**Supplied data**

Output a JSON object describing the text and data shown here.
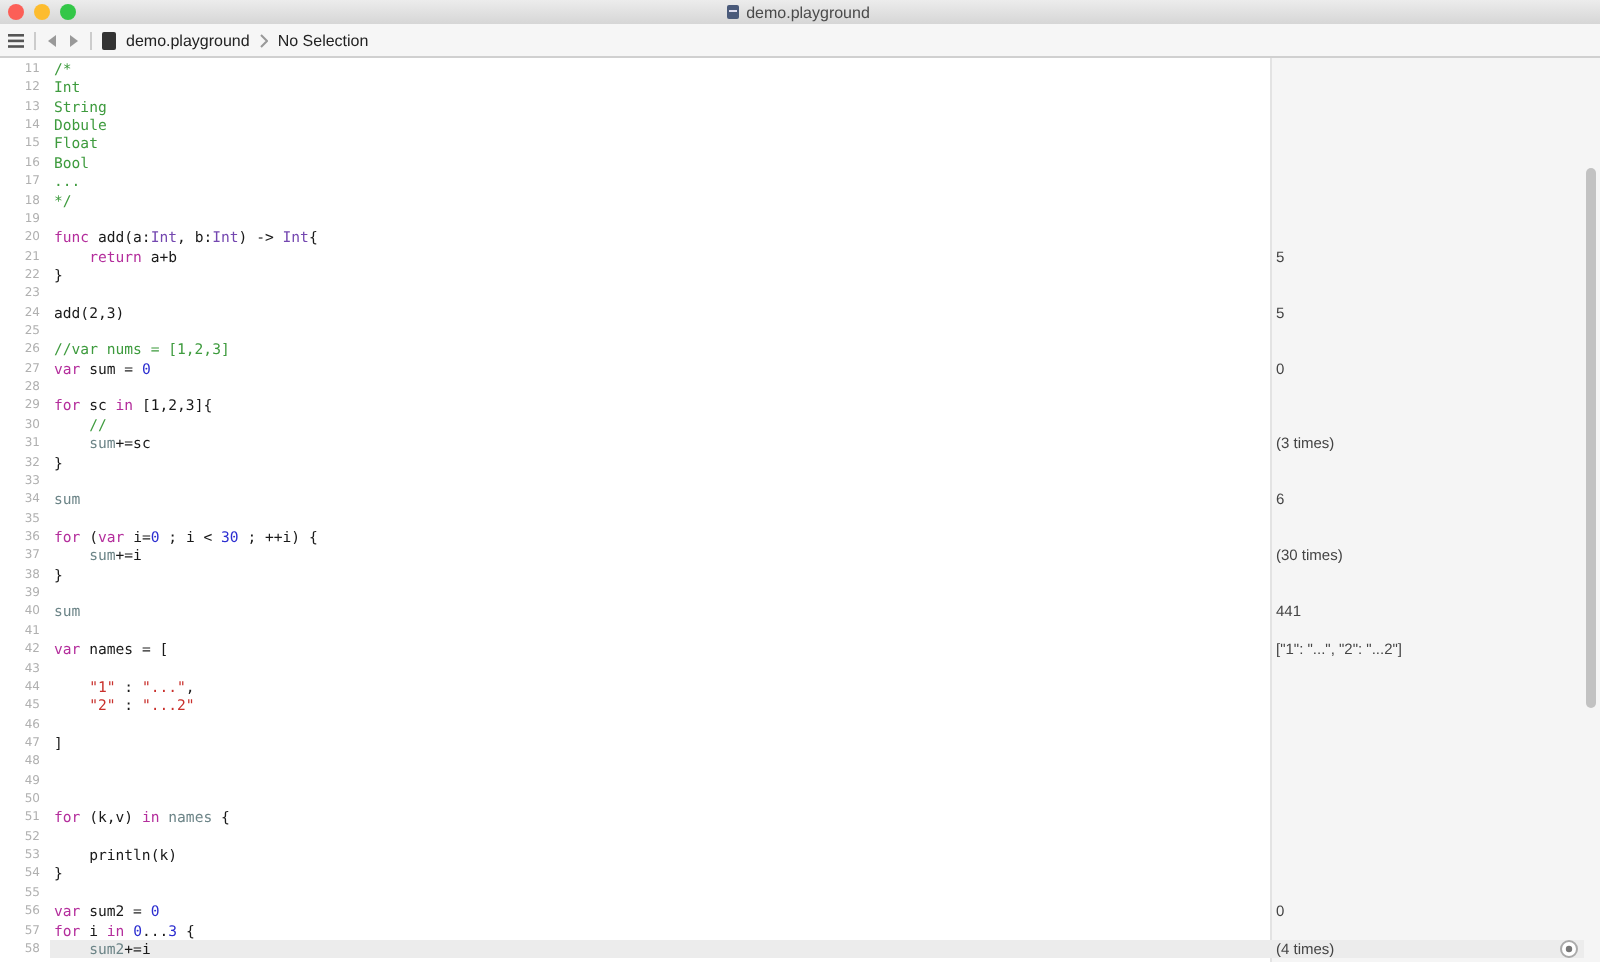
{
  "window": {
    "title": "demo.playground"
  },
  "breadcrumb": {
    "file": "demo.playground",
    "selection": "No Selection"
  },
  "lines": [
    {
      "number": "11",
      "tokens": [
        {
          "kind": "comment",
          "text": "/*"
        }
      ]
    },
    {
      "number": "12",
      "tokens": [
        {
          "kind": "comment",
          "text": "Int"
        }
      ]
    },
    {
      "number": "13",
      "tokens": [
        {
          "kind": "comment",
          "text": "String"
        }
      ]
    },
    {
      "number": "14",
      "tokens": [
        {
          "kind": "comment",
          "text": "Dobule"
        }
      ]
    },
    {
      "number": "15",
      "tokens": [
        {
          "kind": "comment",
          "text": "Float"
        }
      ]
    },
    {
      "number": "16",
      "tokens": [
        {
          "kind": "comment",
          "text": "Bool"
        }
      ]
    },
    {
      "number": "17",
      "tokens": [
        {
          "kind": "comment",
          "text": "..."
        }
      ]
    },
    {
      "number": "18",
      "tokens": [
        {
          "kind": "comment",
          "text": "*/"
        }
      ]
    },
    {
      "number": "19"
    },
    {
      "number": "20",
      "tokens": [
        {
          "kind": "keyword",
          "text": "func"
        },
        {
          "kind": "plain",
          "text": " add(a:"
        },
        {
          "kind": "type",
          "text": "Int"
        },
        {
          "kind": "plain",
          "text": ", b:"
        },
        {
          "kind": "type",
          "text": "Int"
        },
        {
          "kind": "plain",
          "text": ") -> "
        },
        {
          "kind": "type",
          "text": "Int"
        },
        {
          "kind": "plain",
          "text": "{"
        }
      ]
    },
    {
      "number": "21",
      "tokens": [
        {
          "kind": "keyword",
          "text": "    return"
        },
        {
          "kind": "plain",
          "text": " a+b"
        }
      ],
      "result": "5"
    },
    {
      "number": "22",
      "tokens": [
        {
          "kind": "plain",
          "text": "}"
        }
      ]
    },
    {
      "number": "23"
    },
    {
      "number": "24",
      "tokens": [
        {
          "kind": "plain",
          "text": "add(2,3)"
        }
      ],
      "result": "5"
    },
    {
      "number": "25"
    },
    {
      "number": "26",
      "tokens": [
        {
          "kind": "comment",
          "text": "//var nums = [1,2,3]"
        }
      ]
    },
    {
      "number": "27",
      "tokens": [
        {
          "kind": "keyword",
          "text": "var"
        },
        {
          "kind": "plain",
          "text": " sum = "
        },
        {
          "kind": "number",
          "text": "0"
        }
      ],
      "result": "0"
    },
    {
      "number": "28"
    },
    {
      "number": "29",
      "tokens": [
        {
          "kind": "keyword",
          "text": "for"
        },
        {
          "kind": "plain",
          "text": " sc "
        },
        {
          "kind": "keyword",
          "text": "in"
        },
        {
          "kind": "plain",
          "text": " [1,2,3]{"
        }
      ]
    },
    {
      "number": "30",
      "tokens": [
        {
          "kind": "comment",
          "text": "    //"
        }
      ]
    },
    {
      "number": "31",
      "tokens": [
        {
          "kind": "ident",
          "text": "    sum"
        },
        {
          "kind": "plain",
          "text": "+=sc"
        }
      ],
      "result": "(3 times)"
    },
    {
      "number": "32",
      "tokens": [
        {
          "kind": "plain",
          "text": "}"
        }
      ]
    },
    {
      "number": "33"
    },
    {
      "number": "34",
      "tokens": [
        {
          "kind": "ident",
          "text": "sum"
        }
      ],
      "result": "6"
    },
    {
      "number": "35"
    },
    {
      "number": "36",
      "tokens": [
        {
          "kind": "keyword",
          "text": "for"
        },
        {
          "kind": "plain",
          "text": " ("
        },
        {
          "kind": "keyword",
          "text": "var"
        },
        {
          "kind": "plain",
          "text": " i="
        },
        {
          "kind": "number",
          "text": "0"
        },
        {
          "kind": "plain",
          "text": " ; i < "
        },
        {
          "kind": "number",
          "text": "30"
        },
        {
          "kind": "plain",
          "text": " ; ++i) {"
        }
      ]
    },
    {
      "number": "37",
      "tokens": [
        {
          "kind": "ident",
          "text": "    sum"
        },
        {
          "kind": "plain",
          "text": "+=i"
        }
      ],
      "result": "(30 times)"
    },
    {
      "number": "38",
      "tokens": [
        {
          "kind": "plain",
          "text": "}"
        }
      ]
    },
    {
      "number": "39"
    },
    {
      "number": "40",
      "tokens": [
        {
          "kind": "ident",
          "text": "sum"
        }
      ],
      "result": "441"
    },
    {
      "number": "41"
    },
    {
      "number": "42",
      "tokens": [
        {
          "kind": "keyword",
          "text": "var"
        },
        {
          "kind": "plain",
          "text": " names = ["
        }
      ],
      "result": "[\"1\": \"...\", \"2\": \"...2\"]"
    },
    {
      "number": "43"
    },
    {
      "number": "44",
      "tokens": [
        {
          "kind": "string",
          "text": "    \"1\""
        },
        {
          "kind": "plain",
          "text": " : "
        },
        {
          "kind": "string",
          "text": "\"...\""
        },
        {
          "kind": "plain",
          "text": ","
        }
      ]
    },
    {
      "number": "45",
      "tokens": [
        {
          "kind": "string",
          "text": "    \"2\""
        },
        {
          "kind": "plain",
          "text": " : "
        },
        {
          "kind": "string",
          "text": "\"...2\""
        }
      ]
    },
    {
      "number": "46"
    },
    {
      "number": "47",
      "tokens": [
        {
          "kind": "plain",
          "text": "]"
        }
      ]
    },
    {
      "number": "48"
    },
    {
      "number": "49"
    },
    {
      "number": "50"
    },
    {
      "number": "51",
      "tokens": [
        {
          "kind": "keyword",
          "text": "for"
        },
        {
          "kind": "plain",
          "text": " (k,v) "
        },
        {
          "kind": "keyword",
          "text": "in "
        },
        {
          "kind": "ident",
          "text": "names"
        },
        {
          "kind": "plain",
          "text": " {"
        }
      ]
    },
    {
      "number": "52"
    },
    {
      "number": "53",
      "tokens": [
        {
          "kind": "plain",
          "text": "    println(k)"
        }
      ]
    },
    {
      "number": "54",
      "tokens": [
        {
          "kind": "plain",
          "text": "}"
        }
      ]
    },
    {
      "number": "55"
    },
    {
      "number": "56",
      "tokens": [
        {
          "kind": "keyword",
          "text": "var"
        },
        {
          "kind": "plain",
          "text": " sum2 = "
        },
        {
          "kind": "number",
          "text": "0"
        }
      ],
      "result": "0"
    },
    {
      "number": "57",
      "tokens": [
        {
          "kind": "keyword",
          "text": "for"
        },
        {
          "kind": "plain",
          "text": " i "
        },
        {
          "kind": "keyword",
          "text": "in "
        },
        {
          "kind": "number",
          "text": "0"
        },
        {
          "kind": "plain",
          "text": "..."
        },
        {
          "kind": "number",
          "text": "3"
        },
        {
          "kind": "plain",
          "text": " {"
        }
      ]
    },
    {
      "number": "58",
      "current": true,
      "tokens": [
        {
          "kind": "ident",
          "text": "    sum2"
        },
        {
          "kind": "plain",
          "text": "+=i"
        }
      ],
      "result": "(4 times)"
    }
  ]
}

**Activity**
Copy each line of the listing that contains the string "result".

**Output below**
      "result": "5"
      "result": "5"
      "result": "0"
      "result": "(3 times)"
      "result": "6"
      "result": "(30 times)"
      "result": "441"
      "result": "[\"1\": \"...\", \"2\": \"...2\"]"
      "result": "0"
      "result": "(4 times)"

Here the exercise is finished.